─── Working data ───

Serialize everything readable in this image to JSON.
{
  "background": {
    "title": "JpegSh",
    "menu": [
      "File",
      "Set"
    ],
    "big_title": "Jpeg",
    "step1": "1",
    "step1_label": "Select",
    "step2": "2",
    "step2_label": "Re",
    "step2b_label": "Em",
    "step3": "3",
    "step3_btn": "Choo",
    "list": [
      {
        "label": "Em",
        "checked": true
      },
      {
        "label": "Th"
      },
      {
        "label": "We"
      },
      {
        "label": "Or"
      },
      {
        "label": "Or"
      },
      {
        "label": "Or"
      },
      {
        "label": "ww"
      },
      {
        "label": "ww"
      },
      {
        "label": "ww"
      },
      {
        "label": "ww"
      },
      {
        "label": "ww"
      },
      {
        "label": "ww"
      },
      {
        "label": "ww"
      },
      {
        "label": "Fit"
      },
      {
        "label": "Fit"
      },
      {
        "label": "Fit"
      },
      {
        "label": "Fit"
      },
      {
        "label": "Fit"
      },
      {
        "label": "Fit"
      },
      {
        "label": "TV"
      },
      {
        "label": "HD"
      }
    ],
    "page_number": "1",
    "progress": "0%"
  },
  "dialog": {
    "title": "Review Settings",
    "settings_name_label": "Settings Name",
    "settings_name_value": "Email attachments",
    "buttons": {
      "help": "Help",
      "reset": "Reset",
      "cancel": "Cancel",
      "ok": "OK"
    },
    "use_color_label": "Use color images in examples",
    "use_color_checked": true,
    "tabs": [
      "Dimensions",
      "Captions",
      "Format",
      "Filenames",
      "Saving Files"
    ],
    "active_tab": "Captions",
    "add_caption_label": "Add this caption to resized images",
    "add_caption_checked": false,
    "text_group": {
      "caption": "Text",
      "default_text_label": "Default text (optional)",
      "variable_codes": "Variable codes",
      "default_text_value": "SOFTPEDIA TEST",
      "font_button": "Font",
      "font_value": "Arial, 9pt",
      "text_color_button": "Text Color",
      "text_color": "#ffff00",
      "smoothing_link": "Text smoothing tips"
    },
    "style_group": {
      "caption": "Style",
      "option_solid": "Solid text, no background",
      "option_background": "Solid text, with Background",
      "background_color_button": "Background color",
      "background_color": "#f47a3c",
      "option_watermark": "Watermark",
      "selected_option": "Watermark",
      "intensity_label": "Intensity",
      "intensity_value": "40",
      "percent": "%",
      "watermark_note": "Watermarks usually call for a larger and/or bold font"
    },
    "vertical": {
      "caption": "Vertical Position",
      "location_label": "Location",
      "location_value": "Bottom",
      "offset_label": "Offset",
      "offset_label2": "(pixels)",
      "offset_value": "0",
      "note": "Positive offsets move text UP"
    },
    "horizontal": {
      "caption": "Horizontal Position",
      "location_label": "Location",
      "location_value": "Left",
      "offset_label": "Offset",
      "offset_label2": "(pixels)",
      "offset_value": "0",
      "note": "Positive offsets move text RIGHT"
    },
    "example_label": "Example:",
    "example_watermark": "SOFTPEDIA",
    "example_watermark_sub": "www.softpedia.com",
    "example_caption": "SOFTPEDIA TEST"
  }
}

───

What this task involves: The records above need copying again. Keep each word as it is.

Written solution:
Serialize everything readable in this image to JSON.
{
  "background": {
    "title": "JpegSh",
    "menu": [
      "File",
      "Set"
    ],
    "big_title": "Jpeg",
    "step1": "1",
    "step1_label": "Select",
    "step2": "2",
    "step2_label": "Re",
    "step2b_label": "Em",
    "step3": "3",
    "step3_btn": "Choo",
    "list": [
      {
        "label": "Em",
        "checked": true
      },
      {
        "label": "Th"
      },
      {
        "label": "We"
      },
      {
        "label": "Or"
      },
      {
        "label": "Or"
      },
      {
        "label": "Or"
      },
      {
        "label": "ww"
      },
      {
        "label": "ww"
      },
      {
        "label": "ww"
      },
      {
        "label": "ww"
      },
      {
        "label": "ww"
      },
      {
        "label": "ww"
      },
      {
        "label": "ww"
      },
      {
        "label": "Fit"
      },
      {
        "label": "Fit"
      },
      {
        "label": "Fit"
      },
      {
        "label": "Fit"
      },
      {
        "label": "Fit"
      },
      {
        "label": "Fit"
      },
      {
        "label": "TV"
      },
      {
        "label": "HD"
      }
    ],
    "page_number": "1",
    "progress": "0%"
  },
  "dialog": {
    "title": "Review Settings",
    "settings_name_label": "Settings Name",
    "settings_name_value": "Email attachments",
    "buttons": {
      "help": "Help",
      "reset": "Reset",
      "cancel": "Cancel",
      "ok": "OK"
    },
    "use_color_label": "Use color images in examples",
    "use_color_checked": true,
    "tabs": [
      "Dimensions",
      "Captions",
      "Format",
      "Filenames",
      "Saving Files"
    ],
    "active_tab": "Captions",
    "add_caption_label": "Add this caption to resized images",
    "add_caption_checked": false,
    "text_group": {
      "caption": "Text",
      "default_text_label": "Default text (optional)",
      "variable_codes": "Variable codes",
      "default_text_value": "SOFTPEDIA TEST",
      "font_button": "Font",
      "font_value": "Arial, 9pt",
      "text_color_button": "Text Color",
      "text_color": "#ffff00",
      "smoothing_link": "Text smoothing tips"
    },
    "style_group": {
      "caption": "Style",
      "option_solid": "Solid text, no background",
      "option_background": "Solid text, with Background",
      "background_color_button": "Background color",
      "background_color": "#f47a3c",
      "option_watermark": "Watermark",
      "selected_option": "Watermark",
      "intensity_label": "Intensity",
      "intensity_value": "40",
      "percent": "%",
      "watermark_note": "Watermarks usually call for a larger and/or bold font"
    },
    "vertical": {
      "caption": "Vertical Position",
      "location_label": "Location",
      "location_value": "Bottom",
      "offset_label": "Offset",
      "offset_label2": "(pixels)",
      "offset_value": "0",
      "note": "Positive offsets move text UP"
    },
    "horizontal": {
      "caption": "Horizontal Position",
      "location_label": "Location",
      "location_value": "Left",
      "offset_label": "Offset",
      "offset_label2": "(pixels)",
      "offset_value": "0",
      "note": "Positive offsets move text RIGHT"
    },
    "example_label": "Example:",
    "example_watermark": "SOFTPEDIA",
    "example_watermark_sub": "www.softpedia.com",
    "example_caption": "SOFTPEDIA TEST"
  }
}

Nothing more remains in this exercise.